TASK TO COMPLETE — Print out each entry without alteration, and keep the pictures out.

Website and app data records:
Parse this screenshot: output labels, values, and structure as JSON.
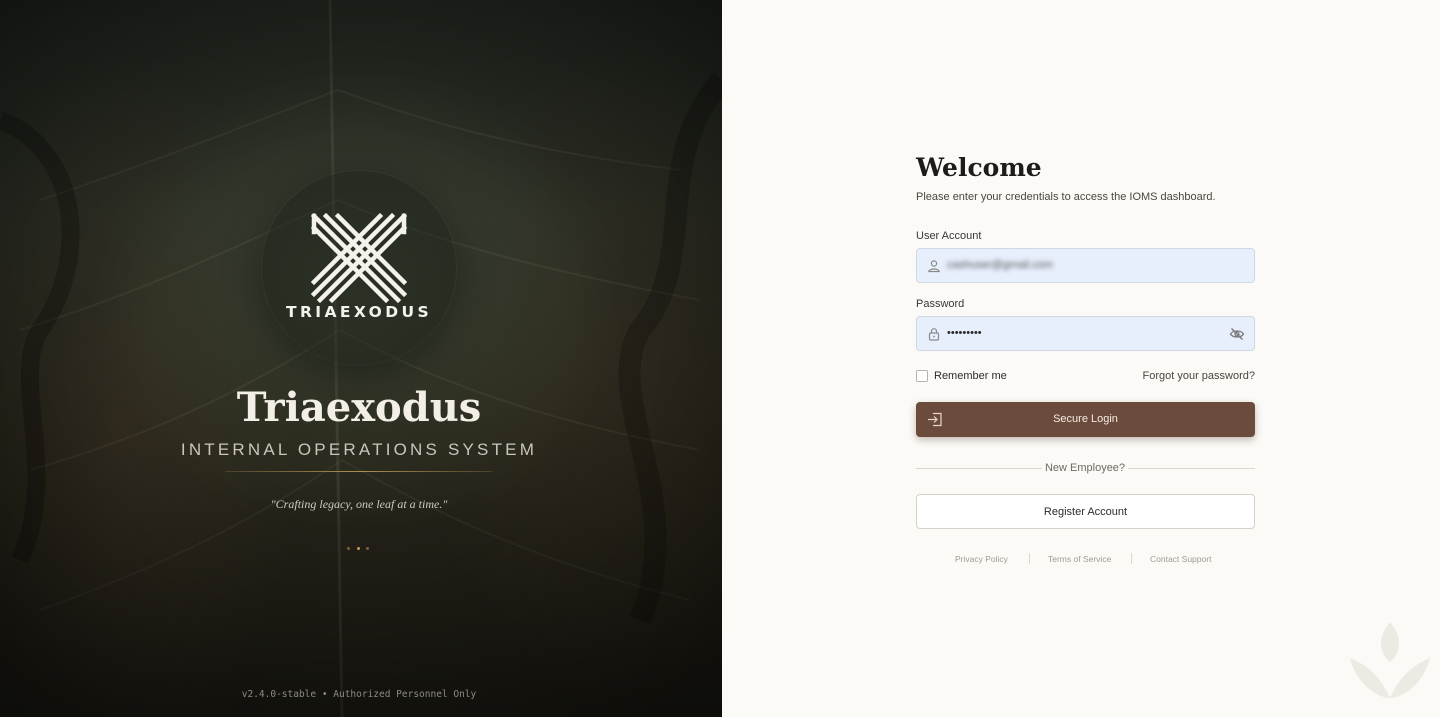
{
  "brand": {
    "logo_word": "TRIAEXODUS",
    "name": "Triaexodus",
    "subtitle": "INTERNAL OPERATIONS SYSTEM",
    "tagline": "\"Crafting legacy, one leaf at a time.\"",
    "version": "v2.4.0-stable • Authorized Personnel Only"
  },
  "login": {
    "title": "Welcome",
    "subtitle": "Please enter your credentials to access the IOMS dashboard.",
    "user_label": "User Account",
    "user_value": "cashuser@gmail.com",
    "password_label": "Password",
    "password_value": "•••••••••",
    "remember_label": "Remember me",
    "forgot_label": "Forgot your password?",
    "login_button": "Secure Login",
    "divider_text": "New Employee?",
    "register_button": "Register Account"
  },
  "footer": {
    "links": [
      "Privacy Policy",
      "Terms of Service",
      "Contact Support"
    ]
  },
  "colors": {
    "primary_button": "#6b4b3c",
    "input_background": "#e7effd",
    "accent_gold": "#c39a52",
    "page_background": "#fcfaf7"
  },
  "icons": [
    "user-icon",
    "lock-icon",
    "eye-off-icon",
    "login-icon",
    "leaf-watermark-icon",
    "triaexodus-logo"
  ]
}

TASK ANSWER —
Parse this screenshot: output labels, values, and structure as JSON.
{
  "brand": {
    "logo_word": "TRIAEXODUS",
    "name": "Triaexodus",
    "subtitle": "INTERNAL OPERATIONS SYSTEM",
    "tagline": "\"Crafting legacy, one leaf at a time.\"",
    "version": "v2.4.0-stable • Authorized Personnel Only"
  },
  "login": {
    "title": "Welcome",
    "subtitle": "Please enter your credentials to access the IOMS dashboard.",
    "user_label": "User Account",
    "user_value": "cashuser@gmail.com",
    "password_label": "Password",
    "password_value": "•••••••••",
    "remember_label": "Remember me",
    "forgot_label": "Forgot your password?",
    "login_button": "Secure Login",
    "divider_text": "New Employee?",
    "register_button": "Register Account"
  },
  "footer": {
    "links": [
      "Privacy Policy",
      "Terms of Service",
      "Contact Support"
    ]
  },
  "colors": {
    "primary_button": "#6b4b3c",
    "input_background": "#e7effd",
    "accent_gold": "#c39a52",
    "page_background": "#fcfaf7"
  },
  "icons": [
    "user-icon",
    "lock-icon",
    "eye-off-icon",
    "login-icon",
    "leaf-watermark-icon",
    "triaexodus-logo"
  ]
}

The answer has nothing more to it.